| What you need to do |
Your answer should show every line of the material below that includes "Bridge".

| Given data |
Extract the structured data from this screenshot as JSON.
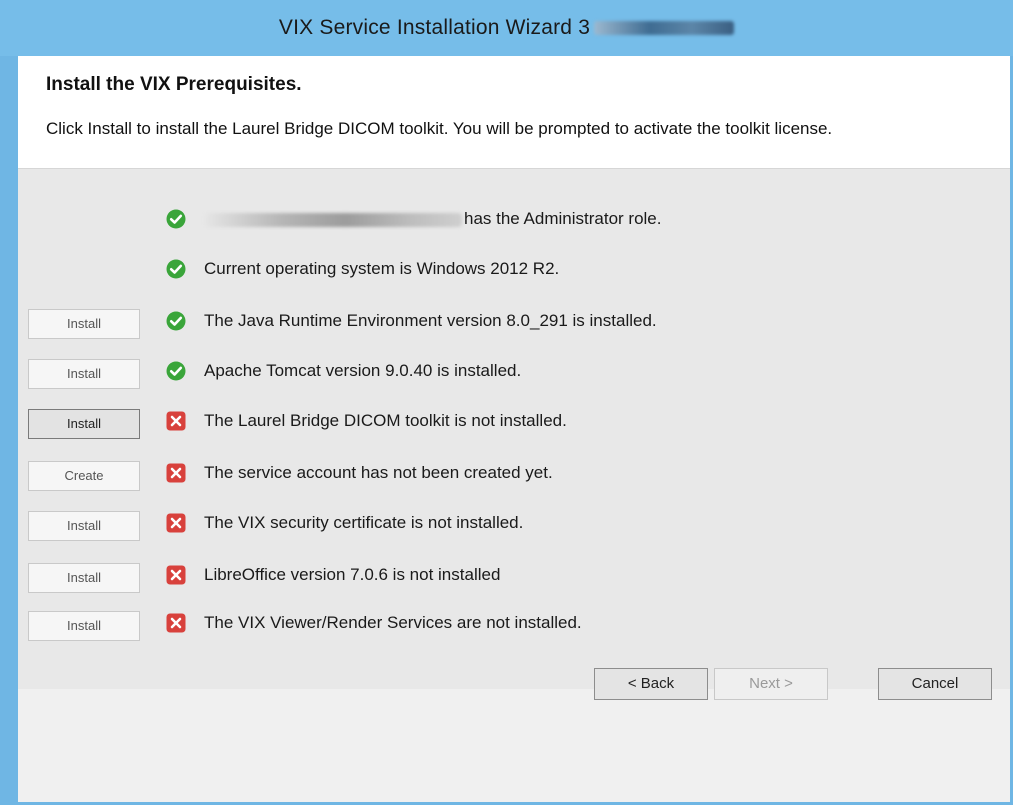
{
  "window": {
    "title": "VIX Service Installation Wizard 3"
  },
  "header": {
    "title": "Install the VIX Prerequisites.",
    "description": "Click Install to install the Laurel Bridge DICOM toolkit. You will be prompted to activate the toolkit license."
  },
  "prerequisites": [
    {
      "button": "",
      "status": "ok",
      "text": "has the Administrator role.",
      "redacted_prefix": true
    },
    {
      "button": "",
      "status": "ok",
      "text": "Current operating system is Windows 2012 R2."
    },
    {
      "button": "Install",
      "status": "ok",
      "text": "The Java Runtime Environment version 8.0_291 is installed."
    },
    {
      "button": "Install",
      "status": "ok",
      "text": "Apache Tomcat version 9.0.40 is installed."
    },
    {
      "button": "Install",
      "status": "error",
      "text": "The Laurel Bridge DICOM toolkit is not installed.",
      "button_active": true
    },
    {
      "button": "Create",
      "status": "error",
      "text": "The service account has not been created yet."
    },
    {
      "button": "Install",
      "status": "error",
      "text": "The VIX security certificate is not installed."
    },
    {
      "button": "Install",
      "status": "error",
      "text": "LibreOffice version 7.0.6 is not installed"
    },
    {
      "button": "Install",
      "status": "error",
      "text": "The VIX Viewer/Render Services are not installed."
    }
  ],
  "footer": {
    "back_label": "< Back",
    "next_label": "Next >",
    "cancel_label": "Cancel"
  },
  "colors": {
    "titlebar": "#76bde9",
    "ok_icon": "#3aa53a",
    "error_icon": "#d8413c"
  }
}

| Final answer |
    "description": "Click Install to install the Laurel Bridge DICOM toolkit. You will be prompted to activate the toolkit license."
      "text": "The Laurel Bridge DICOM toolkit is not installed.",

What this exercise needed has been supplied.